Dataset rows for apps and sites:
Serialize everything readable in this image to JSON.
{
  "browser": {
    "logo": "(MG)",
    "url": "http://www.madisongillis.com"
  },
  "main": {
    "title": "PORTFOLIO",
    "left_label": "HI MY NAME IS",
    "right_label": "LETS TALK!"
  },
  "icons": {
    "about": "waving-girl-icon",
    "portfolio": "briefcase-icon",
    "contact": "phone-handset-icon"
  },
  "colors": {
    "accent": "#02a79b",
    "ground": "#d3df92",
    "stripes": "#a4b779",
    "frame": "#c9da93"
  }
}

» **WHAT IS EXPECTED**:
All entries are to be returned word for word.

» **ANSWER TO THIS PROBLEM**:
Serialize everything readable in this image to JSON.
{
  "browser": {
    "logo": "(MG)",
    "url": "http://www.madisongillis.com"
  },
  "main": {
    "title": "PORTFOLIO",
    "left_label": "HI MY NAME IS",
    "right_label": "LETS TALK!"
  },
  "icons": {
    "about": "waving-girl-icon",
    "portfolio": "briefcase-icon",
    "contact": "phone-handset-icon"
  },
  "colors": {
    "accent": "#02a79b",
    "ground": "#d3df92",
    "stripes": "#a4b779",
    "frame": "#c9da93"
  }
}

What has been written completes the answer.